This is the first in our series of stories previewing the 2018 Washington State Cougars football season. For later installments, click here.
Man, it’s just about that time: The Washington State Cougars begin their 2018 football season in less than two weeks. Twelve days!
That means the 2018 CougCenter WSU Football Preview has arrived.
For a couple of years, we put all our content into one, massive, gorgeous piece, which you could digest at your leisure. Last year, we decided to do it a little bit differently, posting one story a day, each day, leading up to the season opener. We then tied them together in what we call a “hub” and “StoryStream.”
That’s what you’re going to get again this year: A story a day, right up until kickoff in Laramie on Sept. 1.
We launched this site a decade ago — as Paul Wulff was getting ready to begin his first season at the helm of the program — and it’s pretty cool what we as fans have gotten to experience the last few years: 26 wins, three bowl games, consecutive legitimate opportunities to win the Pac-12 North Division.
Whether 2018 can live up to the new standard set by the program is very much a large question mark, as there’s a lot working against the Cougs.
WSU has lost a bevy of starters on both sides of the ball — most notably record-setting quarterback Luke Falk and All-American defensive tackle Hercules Mata’afa, but also a host of other important players such as Jamal Morrow, Cole Madison, Tavares Martin Jr., Daniel Ekuale and Frankie Luvu.
Then there were the losses behind the scenes: Five of Mike Leach’s nine assistant coaches moved on to different jobs, plus head strength coach Jason Loscalzo — who was as integral to developing players in Pullman — left for the same job with the NFL’s Chicago Bears.

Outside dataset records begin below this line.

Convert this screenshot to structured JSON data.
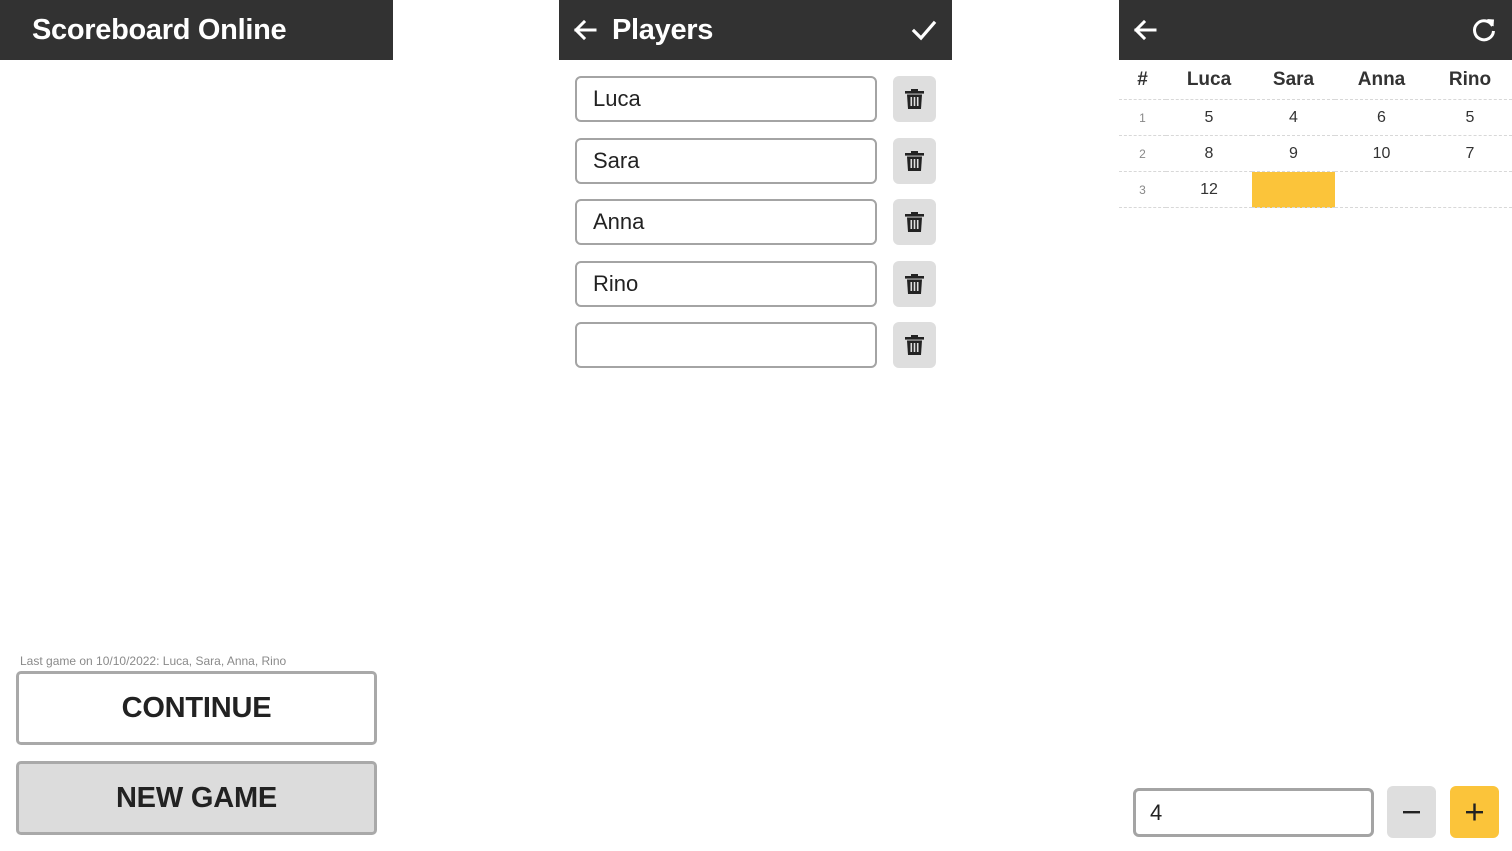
{
  "home": {
    "title": "Scoreboard Online",
    "last_game": "Last game on 10/10/2022: Luca, Sara, Anna, Rino",
    "continue_label": "CONTINUE",
    "new_game_label": "NEW GAME",
    "icons": {}
  },
  "players": {
    "title": "Players",
    "icons": {
      "back": "arrow-left-icon",
      "confirm": "check-icon",
      "delete": "trash-icon"
    },
    "names": [
      "Luca",
      "Sara",
      "Anna",
      "Rino",
      ""
    ]
  },
  "scoreboard": {
    "icons": {
      "back": "arrow-left-icon",
      "reset": "refresh-icon",
      "minus": "minus-icon",
      "plus": "plus-icon"
    },
    "round_header": "#",
    "players": [
      "Luca",
      "Sara",
      "Anna",
      "Rino"
    ],
    "rows": [
      {
        "round": "1",
        "scores": [
          "5",
          "4",
          "6",
          "5"
        ]
      },
      {
        "round": "2",
        "scores": [
          "8",
          "9",
          "10",
          "7"
        ]
      },
      {
        "round": "3",
        "scores": [
          "12",
          "",
          "",
          ""
        ]
      }
    ],
    "active_cell": {
      "round": 3,
      "player": "Sara"
    },
    "entry_value": "4"
  },
  "colors": {
    "appbar": "#323232",
    "accent": "#fbc43a",
    "button_gray": "#dcdcdc",
    "border_gray": "#a9a9a9"
  }
}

And, of course, the biggest loss of all: Presumed starting quarterback Tyler Hilinski, whose death by suicide in January rocked the entire WSU community. It continues to reverberate, leaving the team searching for a new leader, both on and off the field.
The one thing that hasn’t changed? Mike Leach still leads the program ... but even he had a much-publicized dalliance with the Tennessee Volunteers in the offseason.
Over the years, WSU’s best teams have been ones that are loaded with experience. Conversely, teams in Pullman as inexperienced as this one have struggled to reach the break-even mark.
Sorry, that’s a lot of pessimism — and the preseason is a time for optimism. So how about this?
Would you bet against Mike Leach? He never missed a bowl game at Texas Tech, and now that he’s gotten his program up and running at WSU, his own history suggests six wins isn’t just attainable, but expected — no matter the losses in and around the program.
It also doesn’t hurt that Leach has brought in his best recruiting class yet, and a number of the players look like immediate impact guys. Grad transfer Gardner Minshew appears on track to win the QB job over a pair of players who have been in the program for years; Rodrick Fisher is a burner on the outside, the likes of which we’ve not yet had at WSU under Leach; Max Borghi is a speedy, physical runner out of the backfield who was coveted by the Stanford Cardinal; Tyrese Ross is pushing to replace Robert Taylor at the second safety spot next to Jalen Thompson.
A conference championship seems outside the realm of possibility. But a highly paid coach combined with facilities investments mean expectations have (rightly) been raised. Can the Cougs clear the bar and do something that’s never been done in program history: Reach a bowl game for the fourth consecutive season?
Tomorrow: A look at the Cougar offense.